Twitter Refutes Claims Its Employees Can See Your DMs


  • We do not proactively review DMs: Twitter
  • Some employees can see “such information for legitimate work purposes”
  • But the company says it enforces “strict access protocols”

Twitter has clarified that its employees do not have access to direct messages (DMs) of its users other than for “legitimate work purposes”. The clarification comes in response to the claims made by conservative activist group Project Veritas that alleged Twitter employees are monitoring private user data, including direct messages. Project Veritas’ James O’Keefe even released a video on YouTube on Monday that allegedly showcased how some Twitter engineers are accessing personally shared DMs.

Refuting the claims made by Project Veritas, a Twitter spokesperson, in a statement to BuzzFeed News, said, “We do not proactively review DMs. Period.” However, the spokesperson did mention that “a limited number of employees have access to such information, for legitimate work purposes”, but the company enforces “strict access protocols” even for those employees as well.

The video hosted by Keefe, who is an American political activist known for his undercover audio and video projects, allegedly shows few Twitter engineers claiming to own access to users’ private data. One of the engineers spotted in the video even appeared to assert that Twitter can hand over the data of US President Trump, including deleted tweets and DMs, to the Department of Justice.

US President Donald Trump is a big user of Twitter and this has resulted in a fair share of controversies. The account of the US President Trump was shut down for 11 minutes in last November by a German user, Bahtiyar Duysak, who had been a Twitter employee at the time. Duysak, in a media interview, had confirmed that the temporary shutdown was not a planned act and had happened near the end of his scheduled final shift at the company. Twitter on its part said at the time that a number of steps had been taken to restrict such actions in future.
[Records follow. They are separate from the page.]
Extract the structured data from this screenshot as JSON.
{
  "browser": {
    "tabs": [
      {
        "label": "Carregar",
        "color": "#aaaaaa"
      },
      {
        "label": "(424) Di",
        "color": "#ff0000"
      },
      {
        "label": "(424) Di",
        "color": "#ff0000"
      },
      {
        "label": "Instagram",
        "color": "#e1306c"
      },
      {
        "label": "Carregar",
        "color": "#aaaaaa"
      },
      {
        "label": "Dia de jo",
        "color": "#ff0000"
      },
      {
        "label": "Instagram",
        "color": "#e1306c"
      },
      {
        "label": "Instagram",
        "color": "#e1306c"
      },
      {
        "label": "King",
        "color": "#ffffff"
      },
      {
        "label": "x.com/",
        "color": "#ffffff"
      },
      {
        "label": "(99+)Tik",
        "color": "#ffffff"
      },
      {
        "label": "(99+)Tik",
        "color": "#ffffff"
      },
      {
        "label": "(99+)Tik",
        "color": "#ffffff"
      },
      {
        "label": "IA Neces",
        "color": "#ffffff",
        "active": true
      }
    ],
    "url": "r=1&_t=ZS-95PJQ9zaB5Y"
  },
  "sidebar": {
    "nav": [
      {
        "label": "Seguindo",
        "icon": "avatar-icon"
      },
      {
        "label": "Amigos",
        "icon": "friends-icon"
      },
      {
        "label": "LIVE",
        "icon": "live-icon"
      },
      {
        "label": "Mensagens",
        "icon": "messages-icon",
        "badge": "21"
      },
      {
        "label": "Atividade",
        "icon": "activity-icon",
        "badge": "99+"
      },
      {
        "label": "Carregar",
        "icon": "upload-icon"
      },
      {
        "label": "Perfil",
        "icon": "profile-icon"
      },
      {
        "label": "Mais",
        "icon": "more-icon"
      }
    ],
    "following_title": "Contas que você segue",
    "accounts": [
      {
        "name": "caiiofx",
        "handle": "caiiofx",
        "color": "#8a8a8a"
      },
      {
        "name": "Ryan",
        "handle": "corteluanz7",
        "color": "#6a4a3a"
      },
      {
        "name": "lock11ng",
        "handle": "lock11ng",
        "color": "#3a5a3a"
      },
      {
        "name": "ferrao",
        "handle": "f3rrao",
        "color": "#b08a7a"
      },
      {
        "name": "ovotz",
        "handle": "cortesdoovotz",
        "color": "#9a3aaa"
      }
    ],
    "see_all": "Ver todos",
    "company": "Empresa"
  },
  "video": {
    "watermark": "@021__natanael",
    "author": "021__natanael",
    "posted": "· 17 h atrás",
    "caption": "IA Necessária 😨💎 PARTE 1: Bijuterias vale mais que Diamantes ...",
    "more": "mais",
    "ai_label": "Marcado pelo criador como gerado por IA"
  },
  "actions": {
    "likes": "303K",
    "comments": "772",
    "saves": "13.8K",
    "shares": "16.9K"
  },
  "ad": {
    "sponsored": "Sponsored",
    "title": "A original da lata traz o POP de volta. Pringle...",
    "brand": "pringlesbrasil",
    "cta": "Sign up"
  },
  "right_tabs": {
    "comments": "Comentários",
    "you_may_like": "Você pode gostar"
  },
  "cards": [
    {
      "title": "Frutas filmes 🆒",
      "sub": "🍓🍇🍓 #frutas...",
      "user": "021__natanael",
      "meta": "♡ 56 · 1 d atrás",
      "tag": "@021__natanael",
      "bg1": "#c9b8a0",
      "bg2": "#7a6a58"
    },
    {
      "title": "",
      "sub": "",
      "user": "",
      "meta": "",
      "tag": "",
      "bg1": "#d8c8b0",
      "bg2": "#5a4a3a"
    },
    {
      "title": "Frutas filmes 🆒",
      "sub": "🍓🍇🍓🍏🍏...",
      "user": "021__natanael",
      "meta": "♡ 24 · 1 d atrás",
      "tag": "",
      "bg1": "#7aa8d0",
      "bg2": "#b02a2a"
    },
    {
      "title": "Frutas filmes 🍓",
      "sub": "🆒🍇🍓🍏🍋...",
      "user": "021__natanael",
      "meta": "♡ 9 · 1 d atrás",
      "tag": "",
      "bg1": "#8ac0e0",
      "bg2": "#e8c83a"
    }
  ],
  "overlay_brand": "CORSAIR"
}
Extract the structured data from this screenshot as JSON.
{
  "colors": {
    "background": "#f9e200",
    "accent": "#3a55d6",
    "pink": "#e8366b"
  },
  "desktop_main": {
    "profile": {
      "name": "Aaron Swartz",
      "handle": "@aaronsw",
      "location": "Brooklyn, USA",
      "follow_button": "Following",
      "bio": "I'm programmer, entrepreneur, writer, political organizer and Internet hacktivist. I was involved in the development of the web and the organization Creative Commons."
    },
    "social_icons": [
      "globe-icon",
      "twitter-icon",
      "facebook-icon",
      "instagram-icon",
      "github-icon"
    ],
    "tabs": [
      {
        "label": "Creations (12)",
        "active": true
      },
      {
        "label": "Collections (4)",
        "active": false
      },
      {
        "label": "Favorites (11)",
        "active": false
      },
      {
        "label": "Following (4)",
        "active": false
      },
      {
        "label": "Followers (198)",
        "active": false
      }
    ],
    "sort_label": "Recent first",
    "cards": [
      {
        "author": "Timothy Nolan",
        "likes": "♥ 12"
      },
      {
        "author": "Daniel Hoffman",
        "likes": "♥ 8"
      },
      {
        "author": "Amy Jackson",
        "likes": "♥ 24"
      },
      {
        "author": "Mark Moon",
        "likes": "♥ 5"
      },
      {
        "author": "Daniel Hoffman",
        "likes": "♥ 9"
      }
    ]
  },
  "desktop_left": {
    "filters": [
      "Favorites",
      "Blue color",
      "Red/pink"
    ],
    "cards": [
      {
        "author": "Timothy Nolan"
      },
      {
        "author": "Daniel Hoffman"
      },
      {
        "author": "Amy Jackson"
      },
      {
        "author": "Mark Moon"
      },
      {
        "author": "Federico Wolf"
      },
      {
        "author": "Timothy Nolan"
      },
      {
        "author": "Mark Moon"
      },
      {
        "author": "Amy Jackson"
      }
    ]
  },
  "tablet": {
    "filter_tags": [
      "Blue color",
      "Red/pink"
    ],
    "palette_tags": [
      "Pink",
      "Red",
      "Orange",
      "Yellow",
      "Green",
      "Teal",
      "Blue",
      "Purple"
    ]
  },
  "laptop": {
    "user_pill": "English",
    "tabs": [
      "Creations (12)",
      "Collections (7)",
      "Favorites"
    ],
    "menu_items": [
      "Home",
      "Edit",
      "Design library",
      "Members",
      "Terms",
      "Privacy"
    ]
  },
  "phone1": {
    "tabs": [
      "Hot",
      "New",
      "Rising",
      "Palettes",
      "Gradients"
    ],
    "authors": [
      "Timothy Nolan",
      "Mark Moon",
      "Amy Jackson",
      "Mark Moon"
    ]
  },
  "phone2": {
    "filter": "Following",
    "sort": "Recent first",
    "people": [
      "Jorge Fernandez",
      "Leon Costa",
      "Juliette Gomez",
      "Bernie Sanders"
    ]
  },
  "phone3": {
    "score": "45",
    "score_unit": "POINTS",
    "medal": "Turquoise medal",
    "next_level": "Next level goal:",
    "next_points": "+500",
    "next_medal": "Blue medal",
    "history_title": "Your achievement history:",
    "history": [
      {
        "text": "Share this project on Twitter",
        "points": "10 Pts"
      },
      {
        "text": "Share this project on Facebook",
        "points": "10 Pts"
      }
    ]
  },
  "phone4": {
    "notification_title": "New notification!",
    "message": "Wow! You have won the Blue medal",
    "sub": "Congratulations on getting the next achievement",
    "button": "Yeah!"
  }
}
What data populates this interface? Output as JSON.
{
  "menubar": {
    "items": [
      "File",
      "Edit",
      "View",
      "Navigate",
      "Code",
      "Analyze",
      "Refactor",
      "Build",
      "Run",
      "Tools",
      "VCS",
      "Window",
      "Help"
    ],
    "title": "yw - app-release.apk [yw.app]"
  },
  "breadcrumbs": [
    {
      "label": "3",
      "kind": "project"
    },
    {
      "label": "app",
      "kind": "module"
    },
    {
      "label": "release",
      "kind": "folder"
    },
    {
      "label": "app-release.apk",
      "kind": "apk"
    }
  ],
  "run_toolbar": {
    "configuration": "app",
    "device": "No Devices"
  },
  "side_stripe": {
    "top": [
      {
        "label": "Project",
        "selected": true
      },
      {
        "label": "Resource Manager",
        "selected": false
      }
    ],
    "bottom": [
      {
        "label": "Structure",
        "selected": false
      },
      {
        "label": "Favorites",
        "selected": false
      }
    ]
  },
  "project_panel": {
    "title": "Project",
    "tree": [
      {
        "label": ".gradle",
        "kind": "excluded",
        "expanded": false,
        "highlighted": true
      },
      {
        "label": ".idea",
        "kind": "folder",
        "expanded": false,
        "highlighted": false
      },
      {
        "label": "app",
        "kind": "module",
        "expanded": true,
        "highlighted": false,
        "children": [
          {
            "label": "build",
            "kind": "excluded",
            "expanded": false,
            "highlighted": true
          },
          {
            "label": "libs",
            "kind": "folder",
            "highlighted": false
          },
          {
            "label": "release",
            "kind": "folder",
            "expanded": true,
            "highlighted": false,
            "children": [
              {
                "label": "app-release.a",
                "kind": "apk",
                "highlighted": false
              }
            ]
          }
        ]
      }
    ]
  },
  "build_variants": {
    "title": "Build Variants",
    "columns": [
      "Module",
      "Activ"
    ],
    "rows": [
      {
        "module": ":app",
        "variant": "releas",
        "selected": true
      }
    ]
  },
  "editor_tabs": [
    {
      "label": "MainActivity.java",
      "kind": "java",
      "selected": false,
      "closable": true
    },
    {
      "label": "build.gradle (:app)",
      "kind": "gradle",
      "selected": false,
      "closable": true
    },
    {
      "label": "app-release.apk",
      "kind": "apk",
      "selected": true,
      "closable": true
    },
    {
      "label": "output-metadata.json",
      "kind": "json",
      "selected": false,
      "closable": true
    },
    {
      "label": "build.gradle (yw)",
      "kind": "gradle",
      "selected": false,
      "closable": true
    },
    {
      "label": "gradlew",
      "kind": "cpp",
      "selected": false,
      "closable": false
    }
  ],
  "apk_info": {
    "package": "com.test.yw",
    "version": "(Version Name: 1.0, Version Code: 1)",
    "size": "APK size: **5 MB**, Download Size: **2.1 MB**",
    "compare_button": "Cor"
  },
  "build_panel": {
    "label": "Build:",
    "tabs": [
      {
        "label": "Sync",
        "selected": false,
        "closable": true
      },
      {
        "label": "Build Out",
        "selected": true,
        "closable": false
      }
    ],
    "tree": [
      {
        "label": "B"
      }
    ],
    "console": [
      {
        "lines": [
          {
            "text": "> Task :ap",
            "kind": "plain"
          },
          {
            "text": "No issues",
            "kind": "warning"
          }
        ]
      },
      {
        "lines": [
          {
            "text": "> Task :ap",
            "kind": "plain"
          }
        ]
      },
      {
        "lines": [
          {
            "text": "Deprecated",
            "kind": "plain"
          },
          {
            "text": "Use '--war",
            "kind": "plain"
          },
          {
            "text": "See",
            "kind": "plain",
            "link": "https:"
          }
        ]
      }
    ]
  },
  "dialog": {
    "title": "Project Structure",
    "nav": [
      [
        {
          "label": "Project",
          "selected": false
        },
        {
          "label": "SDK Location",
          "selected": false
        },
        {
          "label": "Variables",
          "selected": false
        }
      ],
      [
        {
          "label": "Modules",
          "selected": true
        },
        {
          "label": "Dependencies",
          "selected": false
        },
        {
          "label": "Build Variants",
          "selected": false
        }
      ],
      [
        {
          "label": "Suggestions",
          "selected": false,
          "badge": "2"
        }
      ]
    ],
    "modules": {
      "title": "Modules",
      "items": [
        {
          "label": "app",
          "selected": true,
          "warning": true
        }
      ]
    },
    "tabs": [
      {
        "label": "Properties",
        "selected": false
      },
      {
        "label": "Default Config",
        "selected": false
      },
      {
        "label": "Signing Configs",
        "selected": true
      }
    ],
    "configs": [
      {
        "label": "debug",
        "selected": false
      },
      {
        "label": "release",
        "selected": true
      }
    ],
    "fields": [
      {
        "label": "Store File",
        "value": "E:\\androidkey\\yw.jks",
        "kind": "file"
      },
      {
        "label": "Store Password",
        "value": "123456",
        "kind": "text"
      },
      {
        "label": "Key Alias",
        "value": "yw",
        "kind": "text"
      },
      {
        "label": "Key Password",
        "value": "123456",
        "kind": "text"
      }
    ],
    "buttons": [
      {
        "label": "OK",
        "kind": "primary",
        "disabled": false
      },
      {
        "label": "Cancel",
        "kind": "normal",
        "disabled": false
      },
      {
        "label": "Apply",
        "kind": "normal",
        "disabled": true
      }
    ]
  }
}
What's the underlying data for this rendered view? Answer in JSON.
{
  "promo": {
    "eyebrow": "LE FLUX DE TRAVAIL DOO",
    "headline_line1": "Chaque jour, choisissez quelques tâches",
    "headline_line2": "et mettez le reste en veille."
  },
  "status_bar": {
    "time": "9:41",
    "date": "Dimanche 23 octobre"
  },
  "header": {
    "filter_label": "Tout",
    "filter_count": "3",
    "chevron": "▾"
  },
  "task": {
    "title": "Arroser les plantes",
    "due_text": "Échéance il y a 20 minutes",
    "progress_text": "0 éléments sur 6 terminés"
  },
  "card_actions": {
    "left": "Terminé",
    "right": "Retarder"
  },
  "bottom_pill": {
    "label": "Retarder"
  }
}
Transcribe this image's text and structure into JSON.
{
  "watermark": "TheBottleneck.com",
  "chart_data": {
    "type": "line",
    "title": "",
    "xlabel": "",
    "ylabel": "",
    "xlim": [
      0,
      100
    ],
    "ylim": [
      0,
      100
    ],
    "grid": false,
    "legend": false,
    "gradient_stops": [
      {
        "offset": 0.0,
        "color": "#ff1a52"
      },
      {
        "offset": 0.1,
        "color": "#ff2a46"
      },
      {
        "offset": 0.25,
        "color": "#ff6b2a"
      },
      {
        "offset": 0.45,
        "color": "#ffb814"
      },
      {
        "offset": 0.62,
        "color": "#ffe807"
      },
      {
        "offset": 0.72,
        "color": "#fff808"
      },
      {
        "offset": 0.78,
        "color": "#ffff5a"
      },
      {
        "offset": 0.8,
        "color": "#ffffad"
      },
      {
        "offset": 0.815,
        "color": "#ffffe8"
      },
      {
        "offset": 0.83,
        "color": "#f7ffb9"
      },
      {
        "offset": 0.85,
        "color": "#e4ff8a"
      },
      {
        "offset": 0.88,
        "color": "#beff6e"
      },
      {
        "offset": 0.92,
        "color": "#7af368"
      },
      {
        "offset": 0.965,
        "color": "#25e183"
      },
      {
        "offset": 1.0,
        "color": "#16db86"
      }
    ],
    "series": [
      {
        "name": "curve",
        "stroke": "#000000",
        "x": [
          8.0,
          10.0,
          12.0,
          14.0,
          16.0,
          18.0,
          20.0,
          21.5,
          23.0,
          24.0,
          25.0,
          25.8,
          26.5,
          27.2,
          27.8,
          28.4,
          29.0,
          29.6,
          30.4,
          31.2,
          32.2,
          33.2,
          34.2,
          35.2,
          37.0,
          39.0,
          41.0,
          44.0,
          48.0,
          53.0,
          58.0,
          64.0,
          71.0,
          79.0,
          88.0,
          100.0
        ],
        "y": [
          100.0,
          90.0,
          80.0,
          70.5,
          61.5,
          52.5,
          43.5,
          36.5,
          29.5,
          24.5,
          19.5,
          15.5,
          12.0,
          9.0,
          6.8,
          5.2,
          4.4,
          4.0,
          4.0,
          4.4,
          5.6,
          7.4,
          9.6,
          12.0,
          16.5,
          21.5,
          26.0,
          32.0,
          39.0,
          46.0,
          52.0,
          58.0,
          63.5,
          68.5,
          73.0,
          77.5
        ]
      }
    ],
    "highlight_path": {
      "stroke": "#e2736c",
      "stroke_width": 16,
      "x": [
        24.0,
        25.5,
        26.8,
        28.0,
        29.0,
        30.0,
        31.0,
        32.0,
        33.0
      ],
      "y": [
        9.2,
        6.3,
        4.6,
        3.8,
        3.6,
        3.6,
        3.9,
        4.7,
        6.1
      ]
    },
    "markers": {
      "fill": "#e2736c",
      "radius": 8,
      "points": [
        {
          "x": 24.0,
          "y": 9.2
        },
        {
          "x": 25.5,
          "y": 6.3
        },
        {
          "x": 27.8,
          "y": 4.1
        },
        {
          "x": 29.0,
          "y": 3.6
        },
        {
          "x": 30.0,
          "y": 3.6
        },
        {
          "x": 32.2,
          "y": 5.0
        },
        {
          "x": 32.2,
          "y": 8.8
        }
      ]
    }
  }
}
More recently, Twitter has forced to clarify why it doesn’t ban world leaders even when some might feel they have overstepped a line, as happened with the case of Trump’s nuclear button tweet.